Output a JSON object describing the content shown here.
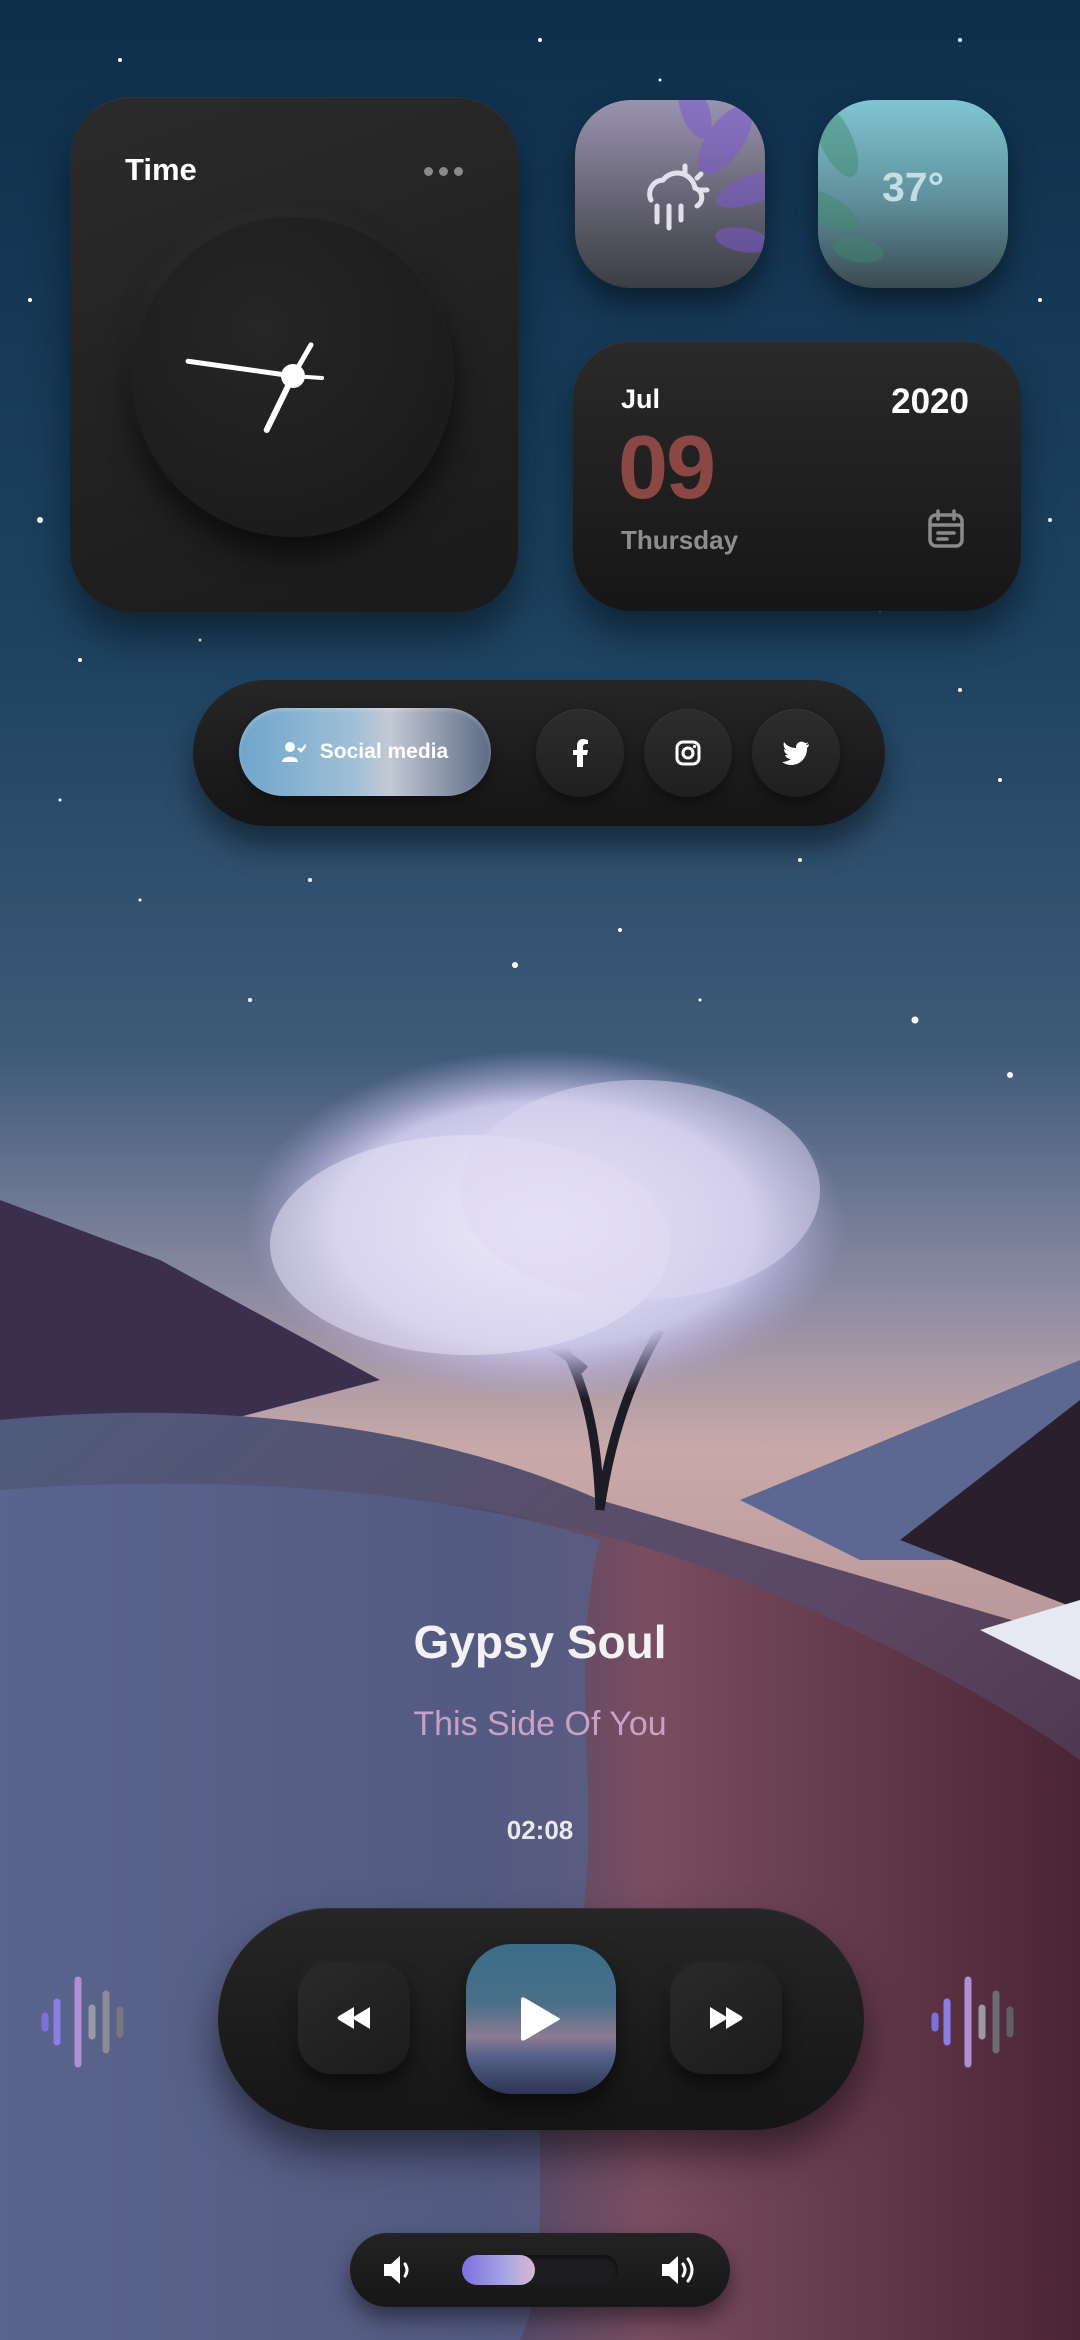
{
  "time_widget": {
    "title": "Time",
    "hour_hand_deg": 206,
    "minute_hand_deg": 278,
    "second_hand_deg": 30
  },
  "weather": {
    "temperature": "37°",
    "condition_icon": "cloud-sun-rain-icon"
  },
  "date_widget": {
    "month": "Jul",
    "year": "2020",
    "day": "09",
    "weekday": "Thursday"
  },
  "social": {
    "button_label": "Social media",
    "icons": [
      "facebook-icon",
      "instagram-icon",
      "twitter-icon"
    ]
  },
  "song": {
    "title": "Gypsy Soul",
    "artist": "This Side Of You",
    "elapsed": "02:08"
  },
  "volume": {
    "level": 0.47
  },
  "colors": {
    "date_accent": "#8a4744",
    "artist": "#c9a0c6",
    "eq_purple": "#8b7fe6"
  }
}
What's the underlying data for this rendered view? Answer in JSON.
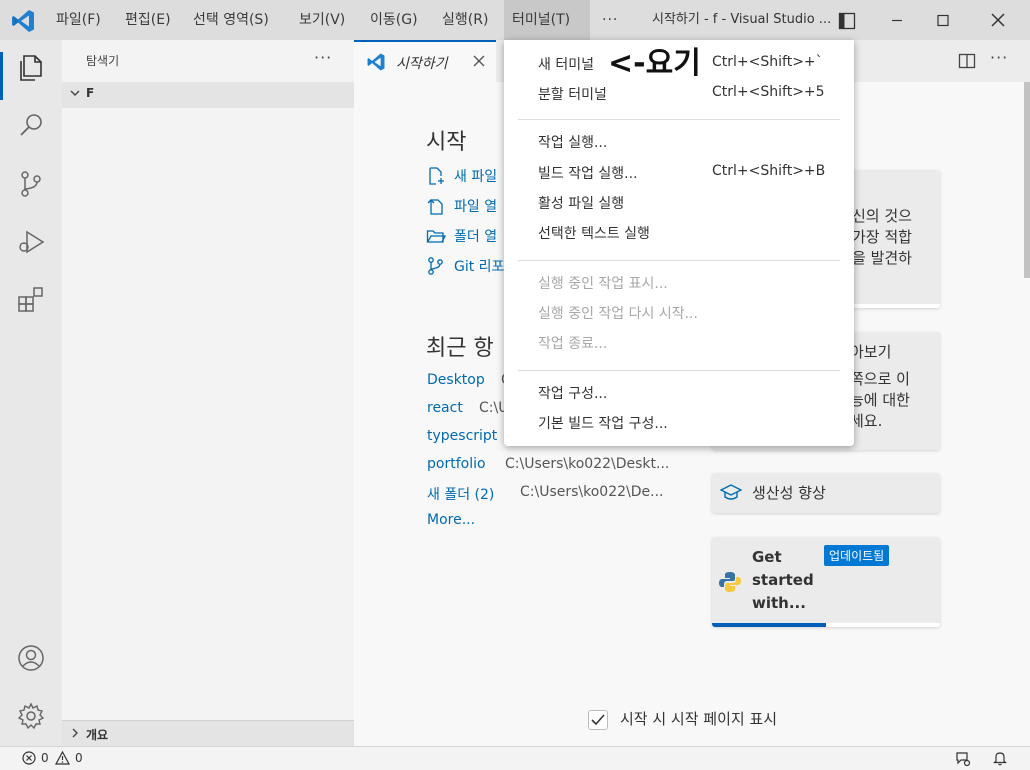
{
  "titlebar": {
    "menus": [
      "파일(F)",
      "편집(E)",
      "선택 영역(S)",
      "보기(V)",
      "이동(G)",
      "실행(R)",
      "터미널(T)"
    ],
    "overflow": "···",
    "window_title": "시작하기 - f - Visual Studio ..."
  },
  "sidebar": {
    "title": "탐색기",
    "more": "···",
    "folder": "F",
    "outline": "개요"
  },
  "editor": {
    "tab_label": "시작하기",
    "more": "···"
  },
  "welcome": {
    "start_title": "시작",
    "start_items": [
      "새 파일",
      "파일 열",
      "폴더 열",
      "Git 리포"
    ],
    "recent_title": "최근 항",
    "recent": [
      {
        "name": "Desktop",
        "path": "C"
      },
      {
        "name": "react",
        "path": "C:\\U"
      },
      {
        "name": "typescript",
        "path": ""
      },
      {
        "name": "portfolio",
        "path": "C:\\Users\\ko022\\Deskt..."
      },
      {
        "name": "새 폴더 (2)",
        "path": "C:\\Users\\ko022\\De..."
      }
    ],
    "more_link": "More...",
    "card1_lines": [
      "신의 것으",
      "가장 적합",
      "을 발견하"
    ],
    "card2_lines": [
      "아보기",
      "쪽으로 이",
      "능에 대한",
      "세요."
    ],
    "card3_title": "생산성 향상",
    "card4_title_lines": [
      "Get",
      "started",
      "with..."
    ],
    "card4_badge": "업데이트됨",
    "card4_progress": 0.5,
    "startup_label": "시작 시 시작 페이지 표시"
  },
  "statusbar": {
    "errors": "0",
    "warnings": "0"
  },
  "terminal_menu": {
    "items": [
      {
        "label": "새 터미널",
        "shortcut": "Ctrl+<Shift>+`",
        "disabled": false
      },
      {
        "label": "분할 터미널",
        "shortcut": "Ctrl+<Shift>+5",
        "disabled": false
      },
      {
        "label": "작업 실행...",
        "shortcut": "",
        "disabled": false
      },
      {
        "label": "빌드 작업 실행...",
        "shortcut": "Ctrl+<Shift>+B",
        "disabled": false
      },
      {
        "label": "활성 파일 실행",
        "shortcut": "",
        "disabled": false
      },
      {
        "label": "선택한 텍스트 실행",
        "shortcut": "",
        "disabled": false
      },
      {
        "label": "실행 중인 작업 표시...",
        "shortcut": "",
        "disabled": true
      },
      {
        "label": "실행 중인 작업 다시 시작...",
        "shortcut": "",
        "disabled": true
      },
      {
        "label": "작업 종료...",
        "shortcut": "",
        "disabled": true
      },
      {
        "label": "작업 구성...",
        "shortcut": "",
        "disabled": false
      },
      {
        "label": "기본 빌드 작업 구성...",
        "shortcut": "",
        "disabled": false
      }
    ]
  },
  "annotation": "<-요기",
  "colors": {
    "accent": "#005fb8",
    "link": "#006ab1",
    "badge": "#0078d4"
  }
}
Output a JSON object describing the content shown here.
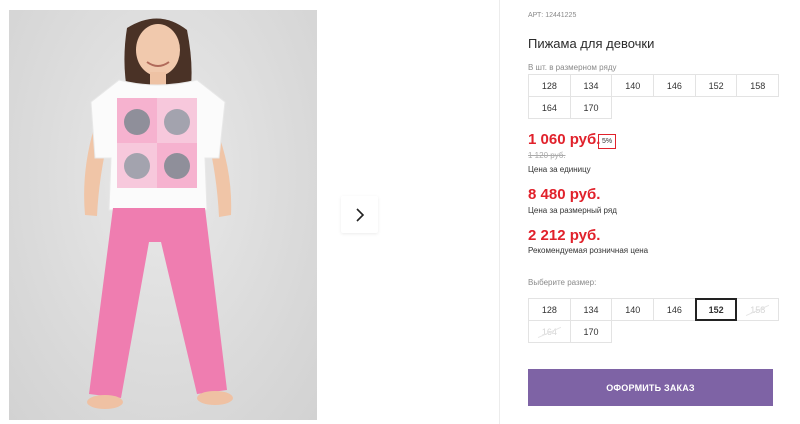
{
  "product": {
    "article": "АРТ: 12441225",
    "title": "Пижама для девочки",
    "sizes_in_row_caption": "В шт. в размерном ряду",
    "sizes_in_row": [
      "128",
      "134",
      "140",
      "146",
      "152",
      "158",
      "164",
      "170"
    ]
  },
  "price": {
    "current": "1 060 руб.",
    "discount": "5%",
    "old": "1 120 руб.",
    "unit_caption": "Цена за единицу",
    "row_total": "8 480 руб.",
    "row_caption": "Цена за размерный ряд",
    "rrp": "2 212 руб.",
    "rrp_caption": "Рекомендуемая розничная цена",
    "accent_color": "#e1212b"
  },
  "size_selector": {
    "caption": "Выберите размер:",
    "options": [
      {
        "label": "128",
        "state": "available"
      },
      {
        "label": "134",
        "state": "available"
      },
      {
        "label": "140",
        "state": "available"
      },
      {
        "label": "146",
        "state": "available"
      },
      {
        "label": "152",
        "state": "selected"
      },
      {
        "label": "158",
        "state": "disabled"
      },
      {
        "label": "164",
        "state": "disabled"
      },
      {
        "label": "170",
        "state": "available"
      }
    ]
  },
  "gallery": {
    "next_icon": "chevron-right-icon"
  },
  "actions": {
    "order_label": "ОФОРМИТЬ ЗАКАЗ",
    "order_color": "#7e63a5"
  }
}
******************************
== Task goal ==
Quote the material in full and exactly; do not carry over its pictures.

== Written solution ==
Output a JSON object describing the content shown here.
{
  "time_widget": {
    "title": "Time",
    "hour_hand_deg": 206,
    "minute_hand_deg": 278,
    "second_hand_deg": 30
  },
  "weather": {
    "temperature": "37°",
    "condition_icon": "cloud-sun-rain-icon"
  },
  "date_widget": {
    "month": "Jul",
    "year": "2020",
    "day": "09",
    "weekday": "Thursday"
  },
  "social": {
    "button_label": "Social media",
    "icons": [
      "facebook-icon",
      "instagram-icon",
      "twitter-icon"
    ]
  },
  "song": {
    "title": "Gypsy Soul",
    "artist": "This Side Of You",
    "elapsed": "02:08"
  },
  "volume": {
    "level": 0.47
  },
  "colors": {
    "date_accent": "#8a4744",
    "artist": "#c9a0c6",
    "eq_purple": "#8b7fe6"
  }
}
What's the underlying data for this rendered view? Answer in JSON.
{
  "titlebar": {
    "menus": [
      "파일(F)",
      "편집(E)",
      "선택 영역(S)",
      "보기(V)",
      "이동(G)",
      "실행(R)",
      "터미널(T)"
    ],
    "overflow": "···",
    "window_title": "시작하기 - f - Visual Studio ..."
  },
  "sidebar": {
    "title": "탐색기",
    "more": "···",
    "folder": "F",
    "outline": "개요"
  },
  "editor": {
    "tab_label": "시작하기",
    "more": "···"
  },
  "welcome": {
    "start_title": "시작",
    "start_items": [
      "새 파일",
      "파일 열",
      "폴더 열",
      "Git 리포"
    ],
    "recent_title": "최근 항",
    "recent": [
      {
        "name": "Desktop",
        "path": "C"
      },
      {
        "name": "react",
        "path": "C:\\U"
      },
      {
        "name": "typescript",
        "path": ""
      },
      {
        "name": "portfolio",
        "path": "C:\\Users\\ko022\\Deskt..."
      },
      {
        "name": "새 폴더 (2)",
        "path": "C:\\Users\\ko022\\De..."
      }
    ],
    "more_link": "More...",
    "card1_lines": [
      "신의 것으",
      "가장 적합",
      "을 발견하"
    ],
    "card2_lines": [
      "아보기",
      "쪽으로 이",
      "능에 대한",
      "세요."
    ],
    "card3_title": "생산성 향상",
    "card4_title_lines": [
      "Get",
      "started",
      "with..."
    ],
    "card4_badge": "업데이트됨",
    "card4_progress": 0.5,
    "startup_label": "시작 시 시작 페이지 표시"
  },
  "statusbar": {
    "errors": "0",
    "warnings": "0"
  },
  "terminal_menu": {
    "items": [
      {
        "label": "새 터미널",
        "shortcut": "Ctrl+<Shift>+`",
        "disabled": false
      },
      {
        "label": "분할 터미널",
        "shortcut": "Ctrl+<Shift>+5",
        "disabled": false
      },
      {
        "label": "작업 실행...",
        "shortcut": "",
        "disabled": false
      },
      {
        "label": "빌드 작업 실행...",
        "shortcut": "Ctrl+<Shift>+B",
        "disabled": false
      },
      {
        "label": "활성 파일 실행",
        "shortcut": "",
        "disabled": false
      },
      {
        "label": "선택한 텍스트 실행",
        "shortcut": "",
        "disabled": false
      },
      {
        "label": "실행 중인 작업 표시...",
        "shortcut": "",
        "disabled": true
      },
      {
        "label": "실행 중인 작업 다시 시작...",
        "shortcut": "",
        "disabled": true
      },
      {
        "label": "작업 종료...",
        "shortcut": "",
        "disabled": true
      },
      {
        "label": "작업 구성...",
        "shortcut": "",
        "disabled": false
      },
      {
        "label": "기본 빌드 작업 구성...",
        "shortcut": "",
        "disabled": false
      }
    ]
  },
  "annotation": "<-요기",
  "colors": {
    "accent": "#005fb8",
    "link": "#006ab1",
    "badge": "#0078d4"
  }
}
Output a JSON object describing the content shown here.
{
  "product": {
    "article": "АРТ: 12441225",
    "title": "Пижама для девочки",
    "sizes_in_row_caption": "В шт. в размерном ряду",
    "sizes_in_row": [
      "128",
      "134",
      "140",
      "146",
      "152",
      "158",
      "164",
      "170"
    ]
  },
  "price": {
    "current": "1 060 руб.",
    "discount": "5%",
    "old": "1 120 руб.",
    "unit_caption": "Цена за единицу",
    "row_total": "8 480 руб.",
    "row_caption": "Цена за размерный ряд",
    "rrp": "2 212 руб.",
    "rrp_caption": "Рекомендуемая розничная цена",
    "accent_color": "#e1212b"
  },
  "size_selector": {
    "caption": "Выберите размер:",
    "options": [
      {
        "label": "128",
        "state": "available"
      },
      {
        "label": "134",
        "state": "available"
      },
      {
        "label": "140",
        "state": "available"
      },
      {
        "label": "146",
        "state": "available"
      },
      {
        "label": "152",
        "state": "selected"
      },
      {
        "label": "158",
        "state": "disabled"
      },
      {
        "label": "164",
        "state": "disabled"
      },
      {
        "label": "170",
        "state": "available"
      }
    ]
  },
  "gallery": {
    "next_icon": "chevron-right-icon"
  },
  "actions": {
    "order_label": "ОФОРМИТЬ ЗАКАЗ",
    "order_color": "#7e63a5"
  }
}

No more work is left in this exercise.